One of the things I love to do is play golf. It’s mentally challenging, (somewhat) physically demanding, and you always strive for perfection.

That said, one of the things that I’m not very good at is golf itself.  Sure, I’m better than some but as someone once joked to me:  You can be good golfer or a good lawyer, but it’s hard to be both.   I like to think that sometimes when I hit bad golf shots — maybe I’m a better lawyer because of it?

Anyways, when I was recently playing a round of golf, it reminded me of a unique child labor law that we have in Connecticut that is right on point. So, with that, it’s time for the next installment of the Employment Law Checklist Project. 

There are many child labor laws but I’m going to focus on just one part — Conn. Gen. Stat. Sec. 31-23(b)(1).  Paragraph (a) says that kids under the age of 16 can’t be employed in certain industries except that those under 16 can be employed in some summer recreational activities and work-study programs (and other sections allow for other work too). But for golf courses, paragraph (b) comes into play (as edited to just focus on golf courses):

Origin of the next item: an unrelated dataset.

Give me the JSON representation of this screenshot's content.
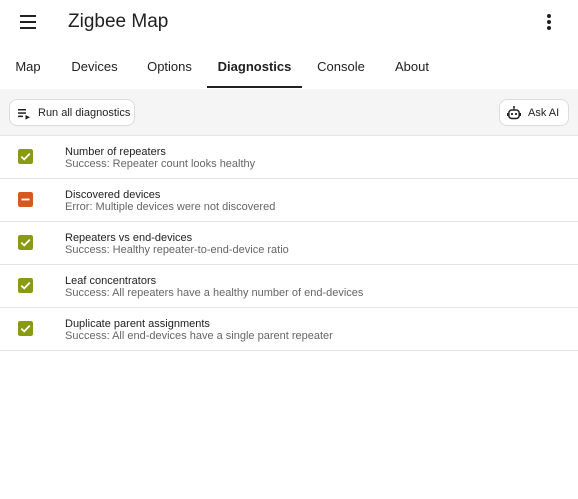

What Does the Law Say? It states:

Notwithstanding the provisions of subsection (a) of this section, a minor who has reached the age of fourteen may be employed or permitted to work as a caddie or in a pro shop at any municipal or private golf course… provided such employment is (A) limited to periods of school vacation during which school is not in session for five consecutive days or more …; (B) for not more than forty hours in any week; (C) for not more than eight hours in any day; and (D) between the hours of seven o’clock in the morning and seven o’clock in the evening, except that from July first to the first Monday in September in any year, any such minor may be employed until nine o’clock in the evening. (2) (A) Each person who employs a fourteen-year-old minor as a caddie or in a pro shop at any municipal or private golf course pursuant to this section shall obtain a certificate stating that such minor is fourteen years of age or older, as provided in section 10-193…. Such certificate shall be kept on file at the place of employment and shall be available at all times during business hours to the inspectors of the Labor Department.

Scope: Here, this statute applies to municipal and private golf courses.

What’s Prohibited or Required? Golf courses cannot employ kids under the age of 14 to work as a caddie or in the pro shop.  Even if they are 14 or 15 years old, caddies and pro shop employees are limited in the hours that they can work and when.  It has to be during school vacations, not more than 40 hours in a week and no more than 8 hours in a day.  Again, the CTDOL has a good summary here.  For this position, working papers are required.

Are There Any Exceptions? At first, it seems to be a straightforward provision. BUT… one thing left unanswered by this statute is whether those under 14 years old can be “independent contractors” and performing caddie duties directly for individuals playing the golf course.  Indeed, in 2006 when revisions to this law came out, the OLR Bill Analysis noted the following: “It is unclear under the bill, (1) whether the caddie would be the employee of the golf course or, as is common, would work on a day basis, with no formal employment relationship, for individuals playing golf, and (2) who would be the employer responsible for obtaining and keeping the minor’s working papers. When the minor is employed in the pro shop, it is clear that he is a golf course employee; consequently the working papers would be on file with the course.”

Private Right of Action or Other Penalty Allowed? Violations of Conn. Gen. Stat. Sec. 31-23 are subject to criminal penalties under Conn. Gen. Stat. Sec. 31-15a which states, in part, “Any employer, officer, agent or other person who violates any provision of section … 31-23 … shall be guilty of a class D felony for each offense, except that such person shall be fined not less than two thousand dollars or more than five thousand dollars for each offense.  The CTDOL has a complaint form available here.

What May Be Recovered? Penalties as noted above.

Any Practical Steps Employers Can Take? Yes. Golf courses should review their caddie and pro shop employee rolls. If it hires individuals directly under the age of 16, it should ensure that working papers are obtained and that strict guidelines on their hours are set up.  For those golf courses that run caddie programs in which those caddies get “picked up” by players, they should exercise caution about the use of those under the age of 14 and should still consider implementing the rules in place as if they employed the caddies directly.

Any Other Interesting Information or Background?  Of course, now there are apps and customized solutions for everything and one such company is even trying to modernize it.  It’s an interesting concept but golf courses should beware — it’s not a substitute for legal advice.

I’ve talked about child labor laws in prior posts here and here, for example.